Staying at home can be a fun and exciting time for kids, especially when they are ready to start doing so. It can help them build confidence and independence. Play old-school games. Dance parties, for example, are a great way to exercise and burn off energy. Bust a move or try out non-permanent hairdos like braids or spikes.
Watch a Movie
Keep a schedule that includes mealtimes, playtime, crafts and other activities. Creating a routine can help kids feel anchored at home and stave off the dreaded boredom. If your children are old enough, try watching a movie together while staying at home. Talk to your kids about whether they are ready to stay home alone. Remind them that you will be available to text or video chat, and make sure they have a list of emergency contacts to contact. Set a time for them to get you at the beginning of their alone time and again about half an hour later.

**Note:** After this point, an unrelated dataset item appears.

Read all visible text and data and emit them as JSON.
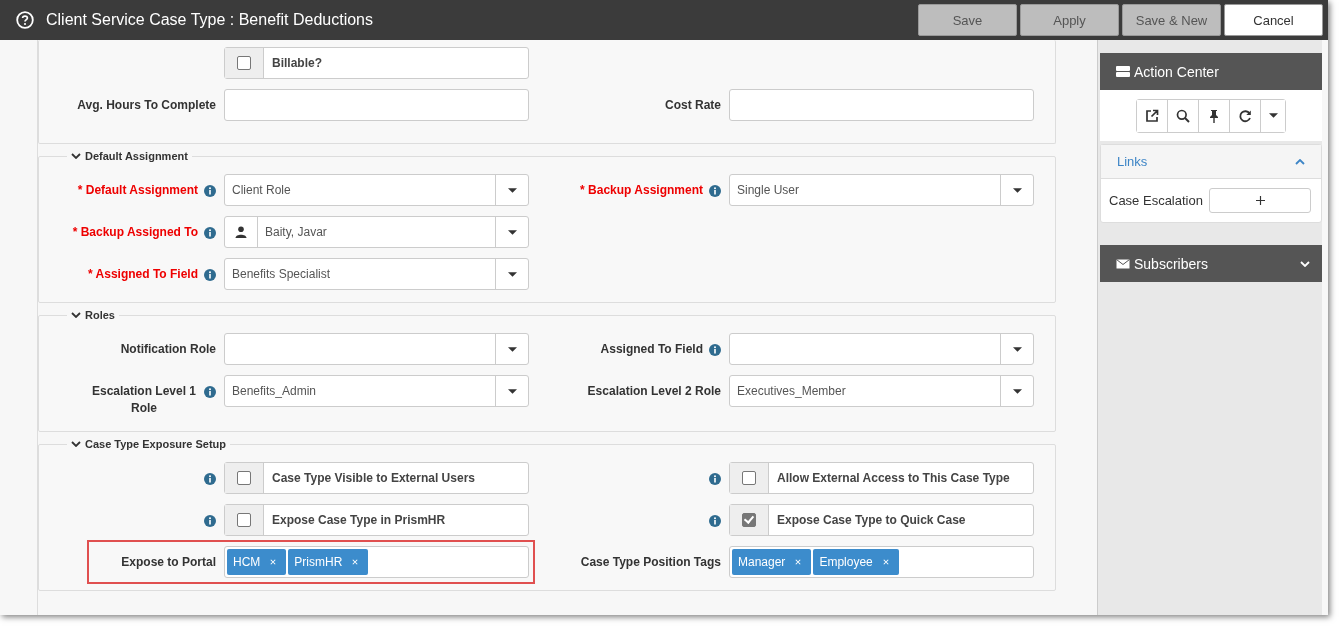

Play a Game
Kids are used to having a schedule at school, so adding structure at home can help them stay engaged and avoid the dreaded five-letter word—BORED! Schedule snack times and playtime with the help of tools like Xbox. If you’re on a budget, you can purchase a used Xbox One for sale near me. Make it a game and add a reward system to encourage good behavior. Children love the sense of accomplishment that comes with earning a reward. Allow your youngster to spend some time at home alone if they are old enough. Be sure to discuss it with them and give them a safety plan. Also, check in on them periodically, depending on their age. It will ensure their confidence grows and can make them feel like they have some independence.
Make a Craft
Kids love arts and crafts. They will enjoy creating their comic book strips or drawing their family tree. Kids also love to do a craft related to the holidays, like decorating their Christmas stockings or making a festive ornament for the tree.
If your children are old enough to be left home alone, try setting up a schedule for them. It will help them feel comfortable and give them structure to their day. Make sure they check in with you regularly, especially when it’s time for them to eat, play or nap. You can even set up a scavenger hunt with photos on their phones or disposable cameras.
Listen to Music
Young children love to sing and make music, and the beat of a song can help them focus and concentrate. Musical learning supports literacy, math and social studies skills too. Sing rhyming songs together and have a ‘knock knock joke contest’ to get a laugh. You can even create a scavenger hunt that requires kids to use their phones or disposable cameras to take photos of certain items on your list. Try using tricks from music therapy to help you and your child transition from a calm, focused state to play mode. It can help stave off the 5-letter B word, BORED. Keeping a schedule will also help kids stay engaged and give adults time to finish work.
Have a Snack
Kids need to eat, so having a snack can help break up long days at home. Please encourage them to create healthy snacks like fruit skewers or smoothies. Set up a DIY craft station with age-appropriate materials and a dedicated space for messy play. Provide low-mess paints, like watercolors, to keep the mess minimal. Stream videos showing how crayons are made or National Parks to give kids a more educational experience while staying home. Get the kids involved in caring for the family pets — even the youngest children can help walk the dog or clean the hamster cage. They need to learn responsibility and make their time at home feel less cooped up.
Read a Book
While it can be scary for kids to spend long stretches alone at home, it is a key milestone they will eventually need to master. To help prepare children for this major step, try some trial runs first, like letting them go to the grocery store with you for a short 20-minute test run. Encourage kids to read while staying home by keeping books within reach in multiple places. Try a wide selection of fiction and nonfiction books, including early readers that surprise and delight. Consider using dialogic reading with your child to increase engagement and comprehension. It includes pointing out words, alternating pages and asking them questions about the book they are reading.
Take a Bath
Staying home alone is a huge milestone and can be scary for kids. But it’s a great way for them to learn to be responsible and care for themselves. Be sure to set expectations and rules about how they will handle themselves at home, and praise them for their independence! You can even turn bath time into a fun activity. Have them create a word search with their family’s names or decorate the tub with bathtub crayons! It will give them something to look forward to and keep them busy while you’re working from home. It will also help to establish a routine that gives them more structure and breaks up the monotony of their day.
Go For a Walk
Staying at home all day can get repetitive for young kids, so a simple way to help them stay engaged and avoid meltdowns is to take a walk. Depending on their age, this can be as simple as hopping from one tree to the next or involve a nature scavenger hunt. Give your child a paper bag with “treasures,” like pine cones, leaves, sticks, and seeds. Then, have them sort and put them in piles based on their characteristics. When they return home, they can use their treasures for play and art projects.